What is needed is a verbatim copy of all the records.

::: Data records :::

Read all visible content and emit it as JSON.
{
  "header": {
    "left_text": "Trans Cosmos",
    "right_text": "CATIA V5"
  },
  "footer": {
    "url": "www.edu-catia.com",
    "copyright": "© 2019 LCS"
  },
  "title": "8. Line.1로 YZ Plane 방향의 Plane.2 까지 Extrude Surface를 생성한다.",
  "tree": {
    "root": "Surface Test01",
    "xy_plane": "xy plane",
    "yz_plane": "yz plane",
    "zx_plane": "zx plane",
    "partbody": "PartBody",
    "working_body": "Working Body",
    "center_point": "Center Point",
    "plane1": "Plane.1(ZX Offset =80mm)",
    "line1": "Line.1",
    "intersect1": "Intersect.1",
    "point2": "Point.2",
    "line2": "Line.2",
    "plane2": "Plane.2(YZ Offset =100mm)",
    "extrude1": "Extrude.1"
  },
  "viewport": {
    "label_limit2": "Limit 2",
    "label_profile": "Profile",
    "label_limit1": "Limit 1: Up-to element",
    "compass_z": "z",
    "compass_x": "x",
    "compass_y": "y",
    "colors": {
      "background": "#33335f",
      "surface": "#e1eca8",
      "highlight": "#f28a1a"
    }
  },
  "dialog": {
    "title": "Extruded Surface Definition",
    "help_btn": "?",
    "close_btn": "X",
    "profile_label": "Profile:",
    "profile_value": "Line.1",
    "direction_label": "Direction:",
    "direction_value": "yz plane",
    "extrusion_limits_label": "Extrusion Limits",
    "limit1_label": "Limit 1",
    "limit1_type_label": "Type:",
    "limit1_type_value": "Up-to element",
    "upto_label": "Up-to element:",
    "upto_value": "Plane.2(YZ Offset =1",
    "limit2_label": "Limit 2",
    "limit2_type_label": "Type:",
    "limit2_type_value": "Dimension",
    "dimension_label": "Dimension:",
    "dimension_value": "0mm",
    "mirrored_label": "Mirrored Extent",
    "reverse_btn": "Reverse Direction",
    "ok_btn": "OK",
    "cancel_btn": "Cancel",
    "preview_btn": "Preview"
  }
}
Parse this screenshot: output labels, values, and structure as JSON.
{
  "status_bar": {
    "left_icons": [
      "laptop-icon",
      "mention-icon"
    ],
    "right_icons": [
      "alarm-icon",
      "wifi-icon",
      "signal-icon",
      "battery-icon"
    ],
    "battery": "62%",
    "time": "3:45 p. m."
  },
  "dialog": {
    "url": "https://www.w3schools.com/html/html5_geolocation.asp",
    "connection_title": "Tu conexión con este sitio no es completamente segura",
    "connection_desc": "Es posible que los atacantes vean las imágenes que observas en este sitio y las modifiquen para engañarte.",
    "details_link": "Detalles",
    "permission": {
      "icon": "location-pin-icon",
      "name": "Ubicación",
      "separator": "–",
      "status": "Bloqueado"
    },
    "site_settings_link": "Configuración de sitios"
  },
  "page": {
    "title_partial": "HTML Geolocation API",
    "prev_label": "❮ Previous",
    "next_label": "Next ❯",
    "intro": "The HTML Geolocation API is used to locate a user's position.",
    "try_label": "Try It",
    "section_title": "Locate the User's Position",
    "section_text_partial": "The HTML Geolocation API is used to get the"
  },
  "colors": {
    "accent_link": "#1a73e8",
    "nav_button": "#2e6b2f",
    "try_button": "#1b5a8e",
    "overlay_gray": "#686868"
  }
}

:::

Response to this exercise ->
Read all visible content and emit it as JSON.
{
  "header": {
    "left_text": "Trans Cosmos",
    "right_text": "CATIA V5"
  },
  "footer": {
    "url": "www.edu-catia.com",
    "copyright": "© 2019 LCS"
  },
  "title": "8. Line.1로 YZ Plane 방향의 Plane.2 까지 Extrude Surface를 생성한다.",
  "tree": {
    "root": "Surface Test01",
    "xy_plane": "xy plane",
    "yz_plane": "yz plane",
    "zx_plane": "zx plane",
    "partbody": "PartBody",
    "working_body": "Working Body",
    "center_point": "Center Point",
    "plane1": "Plane.1(ZX Offset =80mm)",
    "line1": "Line.1",
    "intersect1": "Intersect.1",
    "point2": "Point.2",
    "line2": "Line.2",
    "plane2": "Plane.2(YZ Offset =100mm)",
    "extrude1": "Extrude.1"
  },
  "viewport": {
    "label_limit2": "Limit 2",
    "label_profile": "Profile",
    "label_limit1": "Limit 1: Up-to element",
    "compass_z": "z",
    "compass_x": "x",
    "compass_y": "y",
    "colors": {
      "background": "#33335f",
      "surface": "#e1eca8",
      "highlight": "#f28a1a"
    }
  },
  "dialog": {
    "title": "Extruded Surface Definition",
    "help_btn": "?",
    "close_btn": "X",
    "profile_label": "Profile:",
    "profile_value": "Line.1",
    "direction_label": "Direction:",
    "direction_value": "yz plane",
    "extrusion_limits_label": "Extrusion Limits",
    "limit1_label": "Limit 1",
    "limit1_type_label": "Type:",
    "limit1_type_value": "Up-to element",
    "upto_label": "Up-to element:",
    "upto_value": "Plane.2(YZ Offset =1",
    "limit2_label": "Limit 2",
    "limit2_type_label": "Type:",
    "limit2_type_value": "Dimension",
    "dimension_label": "Dimension:",
    "dimension_value": "0mm",
    "mirrored_label": "Mirrored Extent",
    "reverse_btn": "Reverse Direction",
    "ok_btn": "OK",
    "cancel_btn": "Cancel",
    "preview_btn": "Preview"
  }
}
Parse this screenshot: output labels, values, and structure as JSON.
{
  "status_bar": {
    "left_icons": [
      "laptop-icon",
      "mention-icon"
    ],
    "right_icons": [
      "alarm-icon",
      "wifi-icon",
      "signal-icon",
      "battery-icon"
    ],
    "battery": "62%",
    "time": "3:45 p. m."
  },
  "dialog": {
    "url": "https://www.w3schools.com/html/html5_geolocation.asp",
    "connection_title": "Tu conexión con este sitio no es completamente segura",
    "connection_desc": "Es posible que los atacantes vean las imágenes que observas en este sitio y las modifiquen para engañarte.",
    "details_link": "Detalles",
    "permission": {
      "icon": "location-pin-icon",
      "name": "Ubicación",
      "separator": "–",
      "status": "Bloqueado"
    },
    "site_settings_link": "Configuración de sitios"
  },
  "page": {
    "title_partial": "HTML Geolocation API",
    "prev_label": "❮ Previous",
    "next_label": "Next ❯",
    "intro": "The HTML Geolocation API is used to locate a user's position.",
    "try_label": "Try It",
    "section_title": "Locate the User's Position",
    "section_text_partial": "The HTML Geolocation API is used to get the"
  },
  "colors": {
    "accent_link": "#1a73e8",
    "nav_button": "#2e6b2f",
    "try_button": "#1b5a8e",
    "overlay_gray": "#686868"
  }
}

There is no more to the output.